The son of a Lilburn, Ga. educator, whose racist rant at a graduation ceremony went viral over the weekend, came to her defense — in her own fashion.
“If anyone has something to say about my mom and how she ran her graduation — come say it to my face,” Travis Gordeuk took to Facebook Saturday.
His language mirrored the racial vilification spouted by his mother, Nancy Gordeuk, on Friday, whose words inspired a massive walk-out caught on camera.
The ceremony featured 48 students graduating from her private TNT Academy located northeast of Atlanta, according to the Atlanta Journal-Constitution.
“Yall n—-s aren’t talkin about s–t so if u got somthing (sic) to say come see me face to face,” Gordeuk added.
The feisty son even invited those offended to stop by his Carterville address — sharing his location publically on the social media post.
The independent school’s founder lost her cool when she flubbed the ceremony’s program and forgot to introduce the valedictorian. Friends and relatives of graduates began to leave the church thinking the show was over.
“It was my fault that we missed it in the program,” Gordeuk pleaded with the crowd before becoming flippant. “Look who’s leaving — all the black people.”
The crowd gasped at the comment.
She then turned her attention to one man who recorded the whole thing and called him a “goober” and a “coward.”
The worst of Friday’s affair targeted black members of the audience.
In a later post, her son, Travis, said she was reacting to “someone standing up during the ceremony and walking around with a tablet.”
“My moma not racist one bit she’s done nothing but help kids so yall need to get stories straight,” he added.
The school’s director, Gordeuk, has since apologized to parents in an email shared with local media. In it, she blamed not herself, but Satan.
“The devil was in the house and came out from my mouth. I deeply apologize for my racist comment and hope that forgiveness is in your hearts,” Gordeuk wrote.
Her school for middle and high school students was the subject of critical reports in 2013 for being too easy compared to what kids face in Gwinnett Public Schools.
“It was pretty obvious that the rigor was not the same as what we require,” Georgia Department of Education officials told WSB-TV.

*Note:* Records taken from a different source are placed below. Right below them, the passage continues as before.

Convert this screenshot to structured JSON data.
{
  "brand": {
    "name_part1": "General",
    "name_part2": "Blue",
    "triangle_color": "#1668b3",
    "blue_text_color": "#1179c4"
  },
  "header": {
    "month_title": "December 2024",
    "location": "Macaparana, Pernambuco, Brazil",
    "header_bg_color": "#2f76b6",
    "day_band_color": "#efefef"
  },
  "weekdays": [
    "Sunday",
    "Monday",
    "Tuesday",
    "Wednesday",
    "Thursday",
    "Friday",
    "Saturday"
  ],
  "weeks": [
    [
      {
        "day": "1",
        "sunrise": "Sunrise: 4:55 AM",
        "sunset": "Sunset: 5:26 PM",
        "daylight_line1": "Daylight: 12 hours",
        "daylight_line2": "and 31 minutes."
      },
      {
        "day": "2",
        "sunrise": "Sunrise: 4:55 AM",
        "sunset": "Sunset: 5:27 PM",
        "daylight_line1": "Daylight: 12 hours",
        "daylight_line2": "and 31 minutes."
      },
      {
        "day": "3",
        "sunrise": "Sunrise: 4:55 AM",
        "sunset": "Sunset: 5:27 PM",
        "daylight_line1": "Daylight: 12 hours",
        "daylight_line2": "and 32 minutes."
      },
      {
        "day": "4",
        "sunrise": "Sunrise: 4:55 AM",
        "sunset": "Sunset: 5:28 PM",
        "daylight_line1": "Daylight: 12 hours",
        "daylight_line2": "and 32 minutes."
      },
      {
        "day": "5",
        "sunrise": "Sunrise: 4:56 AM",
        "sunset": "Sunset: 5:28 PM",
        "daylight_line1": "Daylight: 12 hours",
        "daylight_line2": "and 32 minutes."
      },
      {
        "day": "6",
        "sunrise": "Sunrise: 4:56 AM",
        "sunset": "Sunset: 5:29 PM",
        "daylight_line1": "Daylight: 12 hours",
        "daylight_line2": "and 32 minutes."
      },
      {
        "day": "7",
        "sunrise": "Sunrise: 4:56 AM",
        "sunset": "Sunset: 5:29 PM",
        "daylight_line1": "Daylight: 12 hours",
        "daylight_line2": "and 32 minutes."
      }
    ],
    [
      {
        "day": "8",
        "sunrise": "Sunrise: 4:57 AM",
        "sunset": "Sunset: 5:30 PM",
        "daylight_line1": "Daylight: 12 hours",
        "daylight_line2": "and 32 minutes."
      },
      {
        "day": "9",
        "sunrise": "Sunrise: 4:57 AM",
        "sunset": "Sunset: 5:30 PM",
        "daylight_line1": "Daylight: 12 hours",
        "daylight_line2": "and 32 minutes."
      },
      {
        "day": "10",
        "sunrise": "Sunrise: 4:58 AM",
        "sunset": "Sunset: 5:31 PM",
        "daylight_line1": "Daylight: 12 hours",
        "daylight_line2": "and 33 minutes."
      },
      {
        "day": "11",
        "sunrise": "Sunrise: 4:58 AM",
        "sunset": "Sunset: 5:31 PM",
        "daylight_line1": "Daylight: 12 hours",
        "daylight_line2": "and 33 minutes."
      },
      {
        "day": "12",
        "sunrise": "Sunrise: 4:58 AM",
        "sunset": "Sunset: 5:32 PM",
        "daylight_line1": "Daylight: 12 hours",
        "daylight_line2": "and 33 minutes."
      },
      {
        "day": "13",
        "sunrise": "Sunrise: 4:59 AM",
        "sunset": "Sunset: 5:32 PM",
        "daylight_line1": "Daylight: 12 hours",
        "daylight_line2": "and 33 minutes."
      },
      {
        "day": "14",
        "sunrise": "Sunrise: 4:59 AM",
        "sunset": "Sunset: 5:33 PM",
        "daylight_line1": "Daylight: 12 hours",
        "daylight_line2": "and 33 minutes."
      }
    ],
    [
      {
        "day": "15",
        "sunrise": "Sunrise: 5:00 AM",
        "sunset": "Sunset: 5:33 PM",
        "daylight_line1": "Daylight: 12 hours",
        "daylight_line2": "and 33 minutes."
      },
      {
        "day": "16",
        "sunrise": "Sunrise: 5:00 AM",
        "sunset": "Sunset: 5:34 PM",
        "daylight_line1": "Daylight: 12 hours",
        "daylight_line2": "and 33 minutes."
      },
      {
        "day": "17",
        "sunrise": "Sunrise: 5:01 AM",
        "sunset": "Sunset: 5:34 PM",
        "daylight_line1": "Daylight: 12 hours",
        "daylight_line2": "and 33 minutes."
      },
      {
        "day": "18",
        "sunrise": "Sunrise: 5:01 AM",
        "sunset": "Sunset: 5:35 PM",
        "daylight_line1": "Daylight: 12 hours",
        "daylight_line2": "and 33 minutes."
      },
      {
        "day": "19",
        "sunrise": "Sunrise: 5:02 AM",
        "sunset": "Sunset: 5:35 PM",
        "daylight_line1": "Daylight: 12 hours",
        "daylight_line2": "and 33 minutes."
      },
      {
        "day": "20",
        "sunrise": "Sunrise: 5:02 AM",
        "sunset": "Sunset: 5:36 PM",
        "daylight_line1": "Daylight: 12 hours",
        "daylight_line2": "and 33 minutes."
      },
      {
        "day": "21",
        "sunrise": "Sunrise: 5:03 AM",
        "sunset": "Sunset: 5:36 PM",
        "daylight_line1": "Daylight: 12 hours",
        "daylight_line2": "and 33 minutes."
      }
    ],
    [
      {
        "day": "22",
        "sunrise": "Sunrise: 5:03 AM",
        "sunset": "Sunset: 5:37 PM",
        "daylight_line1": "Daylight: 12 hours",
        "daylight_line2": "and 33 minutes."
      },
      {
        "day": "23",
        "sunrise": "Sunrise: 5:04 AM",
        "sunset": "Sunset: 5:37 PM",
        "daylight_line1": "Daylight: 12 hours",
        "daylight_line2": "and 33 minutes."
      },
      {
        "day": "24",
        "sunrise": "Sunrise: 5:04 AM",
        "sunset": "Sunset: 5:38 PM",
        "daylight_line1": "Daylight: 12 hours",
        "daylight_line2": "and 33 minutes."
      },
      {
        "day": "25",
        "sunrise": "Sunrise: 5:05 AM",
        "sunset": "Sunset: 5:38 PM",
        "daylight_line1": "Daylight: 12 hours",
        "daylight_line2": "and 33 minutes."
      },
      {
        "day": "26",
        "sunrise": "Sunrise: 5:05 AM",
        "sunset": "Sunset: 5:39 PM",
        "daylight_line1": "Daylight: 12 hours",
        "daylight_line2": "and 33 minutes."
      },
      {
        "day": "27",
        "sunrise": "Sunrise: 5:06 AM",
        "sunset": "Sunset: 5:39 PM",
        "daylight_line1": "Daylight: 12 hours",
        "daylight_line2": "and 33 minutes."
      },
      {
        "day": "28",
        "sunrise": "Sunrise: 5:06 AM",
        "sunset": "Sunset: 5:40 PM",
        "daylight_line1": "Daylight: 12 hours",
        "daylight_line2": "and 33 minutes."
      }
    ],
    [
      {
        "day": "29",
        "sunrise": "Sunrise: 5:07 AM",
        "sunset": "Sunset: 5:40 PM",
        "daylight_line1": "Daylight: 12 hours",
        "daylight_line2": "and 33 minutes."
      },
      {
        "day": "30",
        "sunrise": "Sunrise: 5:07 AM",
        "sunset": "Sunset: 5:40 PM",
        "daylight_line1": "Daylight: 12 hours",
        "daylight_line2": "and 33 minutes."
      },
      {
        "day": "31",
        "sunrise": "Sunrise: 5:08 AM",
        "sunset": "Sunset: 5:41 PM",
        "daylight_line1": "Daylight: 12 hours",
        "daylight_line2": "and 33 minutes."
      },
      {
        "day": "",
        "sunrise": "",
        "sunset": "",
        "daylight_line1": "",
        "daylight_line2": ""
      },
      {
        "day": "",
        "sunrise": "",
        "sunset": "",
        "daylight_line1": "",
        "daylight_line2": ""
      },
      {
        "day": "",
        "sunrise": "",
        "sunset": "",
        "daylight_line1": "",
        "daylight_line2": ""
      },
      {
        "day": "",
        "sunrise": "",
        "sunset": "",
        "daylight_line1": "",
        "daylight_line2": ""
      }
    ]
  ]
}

Though TNT Academy is accredited through the Georgia Accrediting Commission, its license as a nontraditional education center is up for review in 2016. It offers makeup credit for students failing courses at public schools.